I know quite a few Muslims and Muslim organizations are upset about the loss of Muslim lives in Iraq, Afghanistan, Kashmir, etc.. However, none of them seem to be upset by the fact that the largest slaughters of Muslims (this is opinion, I don’t have the numbers to back it up yet) in the last ten years has been committed by other self-styled Muslims, namely Al-Qaeda and the Taliban. In the last 48 hours I’ve seen three headlines (1, 2, 3), which are what have gotten me thinking about this issue. Why aren’t more Muslims decrying this loss of life if for no other reason than they are our “brethren?” One of the greatest ironies is that on 9/11 most estimates have around 10% of the victims as being Muslim. Why weren’t our “leaders” decrying the wholesale murder of Muslims then? Or is it acceptable for “Muslims” to kill Muslims? I’m outraged.
Father Jake has a good post on the failure of a Senate bill to increase the minimum wage. I love the FDR quote about the minimum wage and its implicit moral component. Riverstone picks up the idea and places it in the context of the teachings of Hazrat Isa. The two of them bring up an interesting point: If the people voting down this legislation are not interested in representing the will of the American people, nor in practicing the teachings of Hazrat Isa, are they the representatives of America? Christianity? If so, is this really what they stand for?…
What a headline! This whole A-Rod trade has got Boston in an uproar, so I thought I’d give them a win over New York (namely me as the officially designated representative of the state.) I was working on a post about inclusion in the state, one which will probably still appear in some form, when today’s Boston Globe ran this op-ed about the French and the Bay Staters.

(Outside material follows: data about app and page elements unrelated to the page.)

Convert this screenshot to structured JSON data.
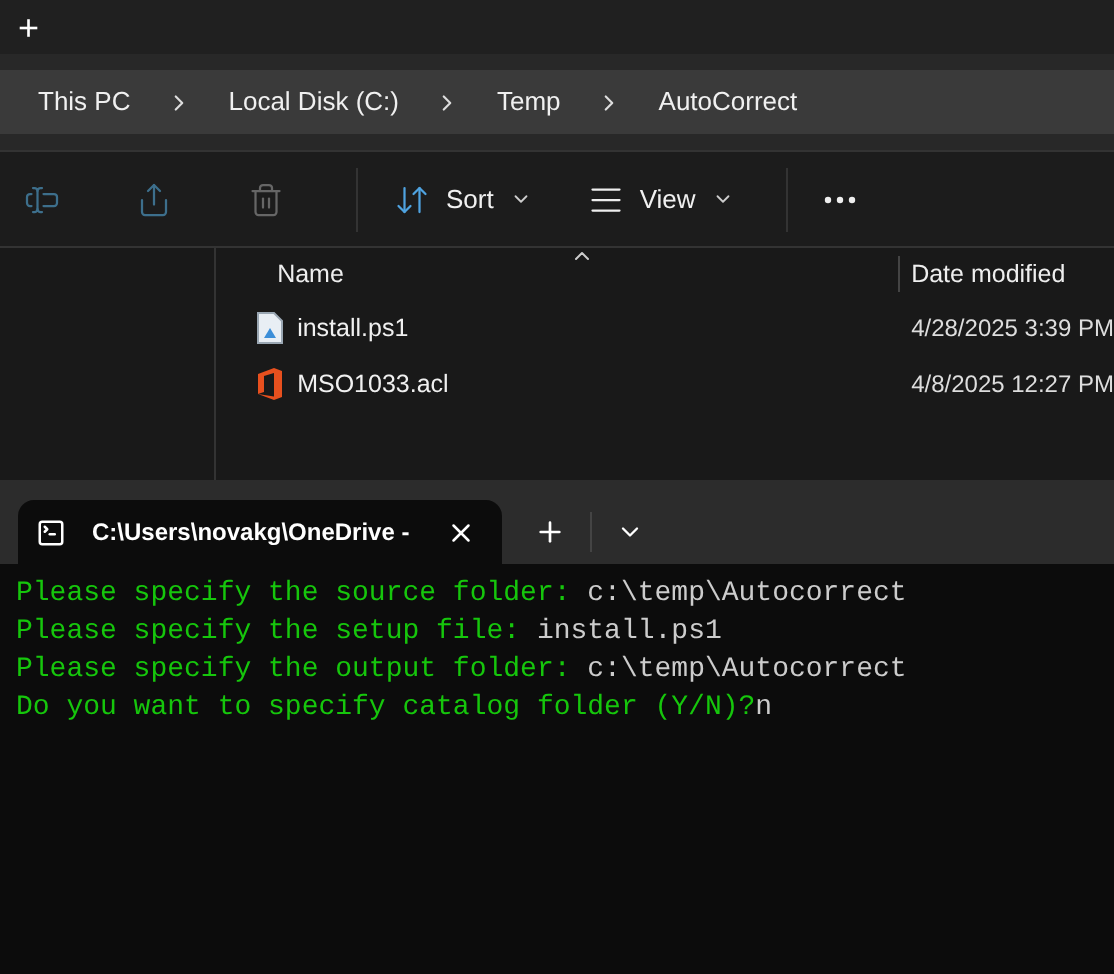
{
  "explorer": {
    "new_tab_label": "+",
    "breadcrumb": [
      "This PC",
      "Local Disk (C:)",
      "Temp",
      "AutoCorrect"
    ],
    "toolbar": [
      {
        "kind": "rename",
        "disabled": true
      },
      {
        "kind": "share",
        "disabled": true
      },
      {
        "kind": "delete",
        "disabled": true
      },
      {
        "kind": "sort",
        "label": "Sort",
        "disabled": false
      },
      {
        "kind": "view",
        "label": "View",
        "disabled": false
      },
      {
        "kind": "more",
        "disabled": false
      }
    ],
    "columns": [
      "Name",
      "Date modified"
    ],
    "files": [
      {
        "kind": "script",
        "name": "install.ps1",
        "date": "4/28/2025 3:39 PM"
      },
      {
        "kind": "office",
        "name": "MSO1033.acl",
        "date": "4/8/2025 12:27 PM"
      }
    ]
  },
  "terminal": {
    "tab": {
      "title": "C:\\Users\\novakg\\OneDrive - ",
      "selected": true
    },
    "lines": [
      {
        "prompt": "Please specify the source folder: ",
        "answer": "c:\\temp\\Autocorrect"
      },
      {
        "prompt": "Please specify the setup file: ",
        "answer": "install.ps1"
      },
      {
        "prompt": "Please specify the output folder: ",
        "answer": "c:\\temp\\Autocorrect"
      },
      {
        "prompt": "Do you want to specify catalog folder (Y/N)?",
        "answer": "n"
      }
    ]
  }
}
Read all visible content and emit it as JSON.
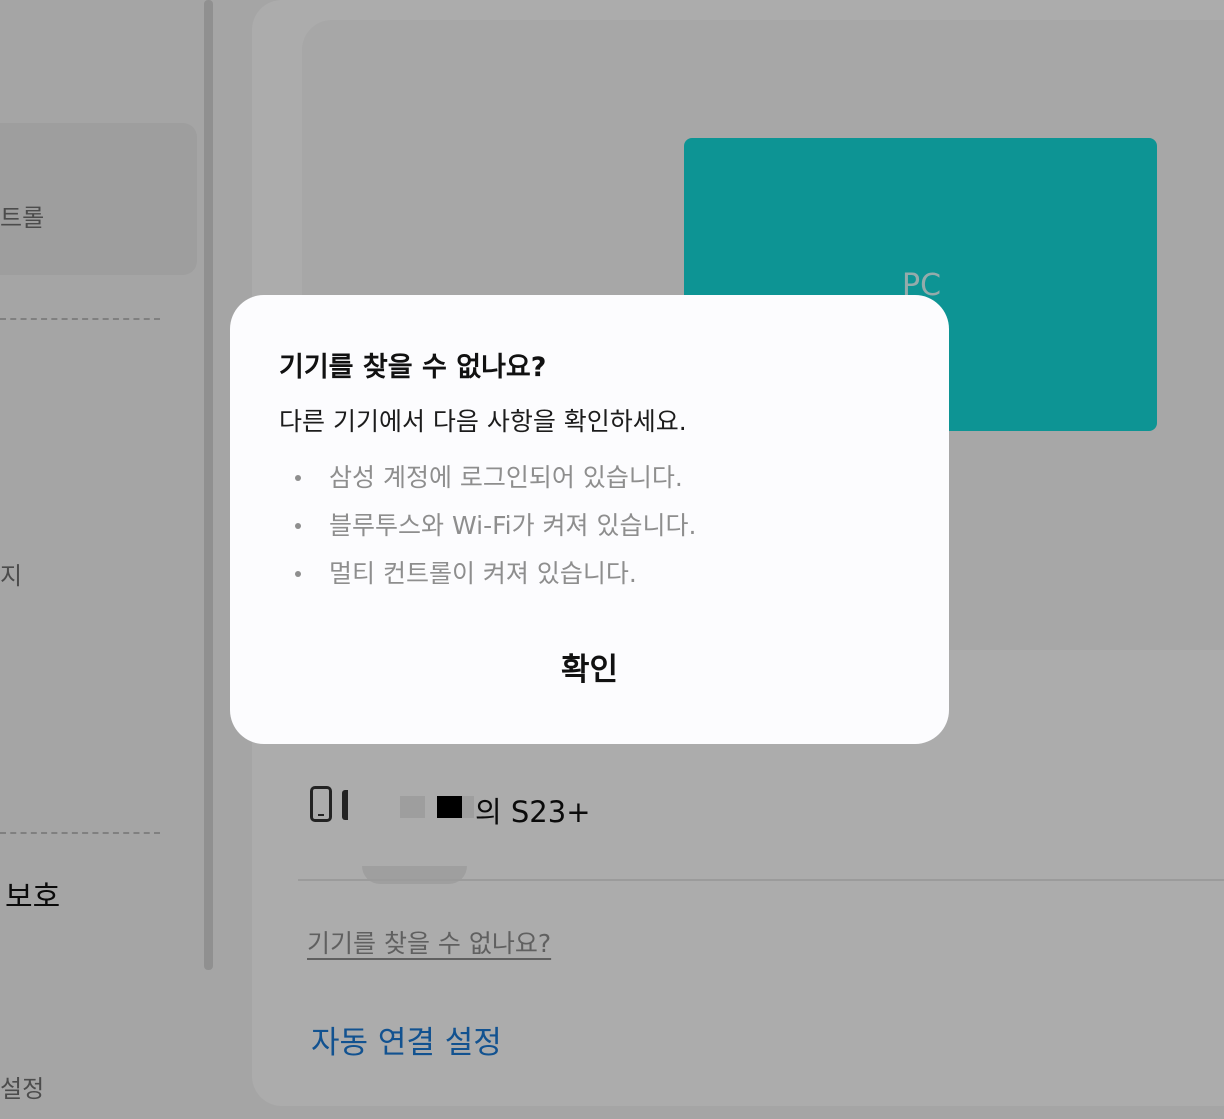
{
  "sidebar": {
    "items": [
      {
        "label": "트롤"
      },
      {
        "label": "지"
      },
      {
        "label": "보호"
      },
      {
        "label": "설정"
      }
    ]
  },
  "main": {
    "pc_label": "PC",
    "device": {
      "name_suffix": "의 S23+"
    },
    "cant_find_link": "기기를 찾을 수 없나요?",
    "auto_connect_link": "자동 연결 설정"
  },
  "dialog": {
    "title": "기기를 찾을 수 없나요?",
    "subtitle": "다른 기기에서 다음 사항을 확인하세요.",
    "checklist": [
      "삼성 계정에 로그인되어 있습니다.",
      "블루투스와 Wi-Fi가 켜져 있습니다.",
      "멀티 컨트롤이 켜져 있습니다."
    ],
    "ok_label": "확인"
  },
  "colors": {
    "accent_teal": "#14d5d4",
    "link_blue": "#1a76cf",
    "overlay": "rgba(0,0,0,0.30)"
  }
}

On March 12-14, a conference entitled “Arab Reform Issues: Vision and Implementation” was held at the Bibliotheca Alexandrina, Alexandria, Egypt. This was a semi-secret conference in which participants were invited only three days before the start. It was closed to the public and the press. The outcome and final declaration were not widely distributed. Here is what the delagation had to say in its final statement. If this was implemented and had some weight behind it, there may be hope for the Middle East.